Liquid Computing is one of the new kids on the block in the server consolidation and virtualization field. Its technology optimizes the performance of server computers, cutting down the need for multiple servers and the management and costs that go along with them.
According to Church, most servers only run at about 15 to 20 per cent of their full capacity at any given time. By partitioning servers in a particular way—using a specially designed combination of hardware and software—it’s possible to create multiple "mini servers" running simultaneously in one box.
The concept of consolidation is not new, but what makes Liquid Computing different, Church said, is its Interconnect Driven Server (IDS) design.
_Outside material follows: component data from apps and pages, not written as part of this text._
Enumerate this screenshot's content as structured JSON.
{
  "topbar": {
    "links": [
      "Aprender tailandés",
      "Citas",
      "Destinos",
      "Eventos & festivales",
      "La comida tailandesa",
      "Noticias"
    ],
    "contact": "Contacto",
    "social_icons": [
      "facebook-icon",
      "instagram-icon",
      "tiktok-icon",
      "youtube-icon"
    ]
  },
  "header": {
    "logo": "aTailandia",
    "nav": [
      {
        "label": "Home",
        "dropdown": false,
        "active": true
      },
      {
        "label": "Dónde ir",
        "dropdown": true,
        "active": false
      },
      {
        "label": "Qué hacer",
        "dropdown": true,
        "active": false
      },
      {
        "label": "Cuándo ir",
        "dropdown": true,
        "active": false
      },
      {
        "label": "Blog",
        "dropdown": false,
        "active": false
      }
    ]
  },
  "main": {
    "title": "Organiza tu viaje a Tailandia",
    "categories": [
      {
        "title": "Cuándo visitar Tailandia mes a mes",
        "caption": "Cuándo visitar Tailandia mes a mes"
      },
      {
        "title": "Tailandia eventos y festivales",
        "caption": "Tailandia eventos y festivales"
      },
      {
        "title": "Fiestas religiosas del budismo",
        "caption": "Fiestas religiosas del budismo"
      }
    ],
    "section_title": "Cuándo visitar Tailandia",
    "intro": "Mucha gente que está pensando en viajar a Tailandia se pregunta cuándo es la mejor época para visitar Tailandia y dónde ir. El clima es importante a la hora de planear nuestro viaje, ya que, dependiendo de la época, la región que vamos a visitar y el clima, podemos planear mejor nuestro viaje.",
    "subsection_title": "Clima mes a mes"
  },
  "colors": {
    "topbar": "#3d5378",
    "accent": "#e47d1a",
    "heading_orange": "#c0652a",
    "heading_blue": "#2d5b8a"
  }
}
In essence, a Liquid Computing box has a lot of built-in smarts—almost 3km of integrated circuitry—which makes the consolidation possible.
Church said most other products attempting to consolidate and optimize server processes still suffer from I/O (input/output) anarchy. In other words: "Whoever gets there first gets the bandwidth."
Liquid Computing’s architecture, however, allows the administrator to set parameters on which processes should get priority and in what order, or at what time of day. Additionally, all this work is done within the server, so the process does not bog down a company’s network.
"It allows network packets to move very quickly, and there is more room to do computing," Church said.The Branham cut
Here’s a start-up company that’s really trying to do something innovative…that’s very important to Canada," said Wayne Gudbranson, president and CEO of Ottawa-based Branham Group.
"But it’s not like it’s an uncrowded market—in fact, it’s very crowded."
Because of this, Gudbranson said, "the jury’s still out" on how successful the company will be; it will depend on marketing. "Do they have the sales and marketing prowess to pull it off in such a crowded market?"
Gudbranson suggested the company develop a strong segment and industry focus, and not try to be all things to all people. "I would look hard at the health-care market," he said. "One hospital in Ottawa has maybe 1,000 people doing research—but what kind of computers are they using? That’s where I would start."